Quotes: Urban Segregation
"Come, is it not the nature of things that ants toil and grasshoppers sing and play?"
—A Christmas Carol (1951)
"My apartment overlooks chase square. A very rich part of town, very safe. And of course, barely ten minutes walk from one of the worst sinkholes in the city.
Because it's always like that, isn't it?"
— Spider Jerusalem, Transmetropolitan
"Waterside is where people are poor. That makes them beggars, thieves, and whores. Hillside is where people are rich. That makes them solicitors, politicians, and courtesans."
— Kvothe, The Name of the Wind
"The people of Valua are either very rich or very poor and they detest each other. Only the richest people in Valua can live in Upper City. The less fortunate are confined to Lower City."
—Drachma, Skies of Arcadia
Bashir: Why are these people in here? Are they criminals?
Sisko: No. People with criminal records weren't allowed in the Sanctuary Districts.
Bashir: Then what did they do to deserve this?
Sisko: Nothing. They're just people without jobs or places to live.
Bashir: So they get put in here?
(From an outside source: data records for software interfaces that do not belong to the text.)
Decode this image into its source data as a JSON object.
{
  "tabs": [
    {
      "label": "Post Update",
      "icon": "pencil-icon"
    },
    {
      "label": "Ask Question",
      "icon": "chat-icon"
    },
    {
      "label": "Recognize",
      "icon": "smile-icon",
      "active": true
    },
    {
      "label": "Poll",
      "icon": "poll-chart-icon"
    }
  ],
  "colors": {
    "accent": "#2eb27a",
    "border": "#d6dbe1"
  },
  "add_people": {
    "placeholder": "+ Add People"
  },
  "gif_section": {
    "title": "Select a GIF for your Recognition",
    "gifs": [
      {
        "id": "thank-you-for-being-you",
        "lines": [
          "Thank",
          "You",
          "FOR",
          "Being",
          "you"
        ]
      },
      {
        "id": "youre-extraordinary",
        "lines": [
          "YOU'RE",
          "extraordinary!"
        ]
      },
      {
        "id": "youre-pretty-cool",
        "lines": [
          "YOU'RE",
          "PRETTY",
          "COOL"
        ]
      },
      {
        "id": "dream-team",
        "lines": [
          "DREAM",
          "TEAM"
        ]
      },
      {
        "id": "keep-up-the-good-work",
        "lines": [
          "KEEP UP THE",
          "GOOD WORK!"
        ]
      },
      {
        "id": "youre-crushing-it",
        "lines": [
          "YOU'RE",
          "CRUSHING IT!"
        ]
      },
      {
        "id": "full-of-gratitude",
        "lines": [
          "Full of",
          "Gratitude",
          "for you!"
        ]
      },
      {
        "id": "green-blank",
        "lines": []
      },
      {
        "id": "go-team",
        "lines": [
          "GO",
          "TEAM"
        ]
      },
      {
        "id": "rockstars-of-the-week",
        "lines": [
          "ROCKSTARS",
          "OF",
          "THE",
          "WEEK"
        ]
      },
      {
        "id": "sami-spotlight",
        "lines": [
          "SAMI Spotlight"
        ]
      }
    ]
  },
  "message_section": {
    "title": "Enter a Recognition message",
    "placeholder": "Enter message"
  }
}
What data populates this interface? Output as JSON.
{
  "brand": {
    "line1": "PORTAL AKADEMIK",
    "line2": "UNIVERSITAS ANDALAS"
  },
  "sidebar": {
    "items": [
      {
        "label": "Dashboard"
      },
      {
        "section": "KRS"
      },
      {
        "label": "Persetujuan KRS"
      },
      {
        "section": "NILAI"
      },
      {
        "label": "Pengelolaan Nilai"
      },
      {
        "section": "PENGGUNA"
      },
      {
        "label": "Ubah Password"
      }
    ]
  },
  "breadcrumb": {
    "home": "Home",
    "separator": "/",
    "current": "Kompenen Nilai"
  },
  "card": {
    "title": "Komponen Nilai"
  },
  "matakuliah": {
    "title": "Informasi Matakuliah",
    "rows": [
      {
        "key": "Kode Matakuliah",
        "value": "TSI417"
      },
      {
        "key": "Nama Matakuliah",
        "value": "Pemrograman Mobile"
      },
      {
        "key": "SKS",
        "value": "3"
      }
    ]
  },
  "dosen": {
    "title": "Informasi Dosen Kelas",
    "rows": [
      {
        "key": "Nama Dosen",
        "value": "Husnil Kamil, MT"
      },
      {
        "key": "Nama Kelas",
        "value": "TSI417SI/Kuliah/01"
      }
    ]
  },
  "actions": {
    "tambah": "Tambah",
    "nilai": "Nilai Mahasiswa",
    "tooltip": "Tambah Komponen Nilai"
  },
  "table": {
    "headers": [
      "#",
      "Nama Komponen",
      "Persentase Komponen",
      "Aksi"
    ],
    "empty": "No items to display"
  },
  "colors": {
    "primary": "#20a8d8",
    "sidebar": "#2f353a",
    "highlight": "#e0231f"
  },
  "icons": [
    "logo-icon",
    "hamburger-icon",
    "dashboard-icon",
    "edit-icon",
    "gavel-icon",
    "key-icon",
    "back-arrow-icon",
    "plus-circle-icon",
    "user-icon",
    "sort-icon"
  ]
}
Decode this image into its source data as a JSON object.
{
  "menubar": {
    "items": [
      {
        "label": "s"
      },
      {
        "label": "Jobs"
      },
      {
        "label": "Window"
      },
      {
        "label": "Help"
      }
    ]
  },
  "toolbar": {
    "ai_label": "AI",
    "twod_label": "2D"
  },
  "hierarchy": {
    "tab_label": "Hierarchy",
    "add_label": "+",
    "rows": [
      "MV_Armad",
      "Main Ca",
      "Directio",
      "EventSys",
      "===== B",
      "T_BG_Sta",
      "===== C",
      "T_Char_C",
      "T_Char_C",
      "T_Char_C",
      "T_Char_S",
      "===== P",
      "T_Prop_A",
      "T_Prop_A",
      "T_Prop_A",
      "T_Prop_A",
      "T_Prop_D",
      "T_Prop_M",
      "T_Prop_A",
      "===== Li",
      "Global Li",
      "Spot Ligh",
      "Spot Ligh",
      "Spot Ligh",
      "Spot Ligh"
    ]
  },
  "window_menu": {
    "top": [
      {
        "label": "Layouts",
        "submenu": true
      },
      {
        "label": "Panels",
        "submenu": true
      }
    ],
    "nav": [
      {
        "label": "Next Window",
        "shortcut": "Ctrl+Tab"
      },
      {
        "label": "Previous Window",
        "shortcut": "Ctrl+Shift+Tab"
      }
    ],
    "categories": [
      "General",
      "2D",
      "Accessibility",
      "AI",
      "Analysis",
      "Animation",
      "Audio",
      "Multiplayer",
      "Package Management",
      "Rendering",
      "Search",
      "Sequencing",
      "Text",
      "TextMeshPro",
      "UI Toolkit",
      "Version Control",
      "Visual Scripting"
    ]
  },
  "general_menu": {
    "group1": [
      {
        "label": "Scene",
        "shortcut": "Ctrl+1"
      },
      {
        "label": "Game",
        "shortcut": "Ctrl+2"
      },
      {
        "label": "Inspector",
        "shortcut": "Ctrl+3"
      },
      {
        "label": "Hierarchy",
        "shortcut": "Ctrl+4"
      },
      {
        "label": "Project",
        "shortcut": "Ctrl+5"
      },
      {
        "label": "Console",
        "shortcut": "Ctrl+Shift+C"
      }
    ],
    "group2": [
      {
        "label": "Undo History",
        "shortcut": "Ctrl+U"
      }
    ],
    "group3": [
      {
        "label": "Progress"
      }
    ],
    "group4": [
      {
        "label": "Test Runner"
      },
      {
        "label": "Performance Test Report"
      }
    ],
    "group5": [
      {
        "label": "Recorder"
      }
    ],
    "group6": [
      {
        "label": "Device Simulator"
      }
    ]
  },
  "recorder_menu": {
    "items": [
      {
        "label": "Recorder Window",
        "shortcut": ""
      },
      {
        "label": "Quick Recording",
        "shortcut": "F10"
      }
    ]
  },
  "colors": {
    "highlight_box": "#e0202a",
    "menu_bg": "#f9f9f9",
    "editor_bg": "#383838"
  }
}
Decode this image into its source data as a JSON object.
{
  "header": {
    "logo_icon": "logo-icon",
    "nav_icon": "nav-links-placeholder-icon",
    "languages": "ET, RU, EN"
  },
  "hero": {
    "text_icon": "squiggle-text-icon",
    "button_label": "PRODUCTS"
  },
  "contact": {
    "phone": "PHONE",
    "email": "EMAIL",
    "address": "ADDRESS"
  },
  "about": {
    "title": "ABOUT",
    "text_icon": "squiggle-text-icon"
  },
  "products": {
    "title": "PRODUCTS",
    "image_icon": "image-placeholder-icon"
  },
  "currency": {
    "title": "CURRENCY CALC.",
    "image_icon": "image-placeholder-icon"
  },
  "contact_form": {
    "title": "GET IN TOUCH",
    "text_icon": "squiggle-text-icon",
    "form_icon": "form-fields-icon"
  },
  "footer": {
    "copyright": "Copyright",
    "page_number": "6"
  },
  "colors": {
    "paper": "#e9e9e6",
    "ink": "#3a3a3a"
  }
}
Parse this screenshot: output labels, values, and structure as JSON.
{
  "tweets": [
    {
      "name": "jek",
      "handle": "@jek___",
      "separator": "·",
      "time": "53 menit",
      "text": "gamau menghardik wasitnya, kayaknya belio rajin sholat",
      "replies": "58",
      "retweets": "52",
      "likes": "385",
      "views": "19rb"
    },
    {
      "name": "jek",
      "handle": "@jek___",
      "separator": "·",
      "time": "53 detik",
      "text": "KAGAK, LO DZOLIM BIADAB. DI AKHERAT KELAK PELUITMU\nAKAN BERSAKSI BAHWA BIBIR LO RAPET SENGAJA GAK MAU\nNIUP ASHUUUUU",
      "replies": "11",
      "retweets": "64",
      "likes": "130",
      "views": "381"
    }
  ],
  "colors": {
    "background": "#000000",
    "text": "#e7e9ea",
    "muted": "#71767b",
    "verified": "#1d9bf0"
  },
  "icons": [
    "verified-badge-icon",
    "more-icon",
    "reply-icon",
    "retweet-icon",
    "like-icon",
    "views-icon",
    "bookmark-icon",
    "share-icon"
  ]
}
“A system cannot fail those it was never meant to protect.”
—W. E. B. DuBois
"Diversity = Really rich white folk won't live here."
"It seems that the company has found a way to turn light itself into a valuable commodity that can be bought and sold. As the title implies, one of the company’s business models involves the construction of artificial suns. There’s the suggestion that access to the light created by these suns has been restricted — access to sunlight is a privilege of the higher class, and certainly not something that the working class need to be concerned about....It’s an absolutely terrifying thought, that a world could exist materialistic enough to commoditise sunlight itself."
"Stadium relocation be damned, there are still only two types of Niners fans: powerfully connected VC investors and felons. There is no middle class. You're either being helicoptered into the loge level or being stabbed in the parking lot."
"I mean, New York always had the reputation for being hostile, like there were always jokes about the guy lying in the street and everybody walking over him. But you didn't feel like you were taking your life into your hands and that people there were going to kill you, the sense you get when you walk through the city today. And also, you didn't have the same sense of super-wealth right next to grinding poverty—like today you see people sitting at a fancy restaurant drinking wine, and some homeless person lying on the street right in front of them. There wasn't quite that kind of thing either."
—Noam Chomsky, Understanding Power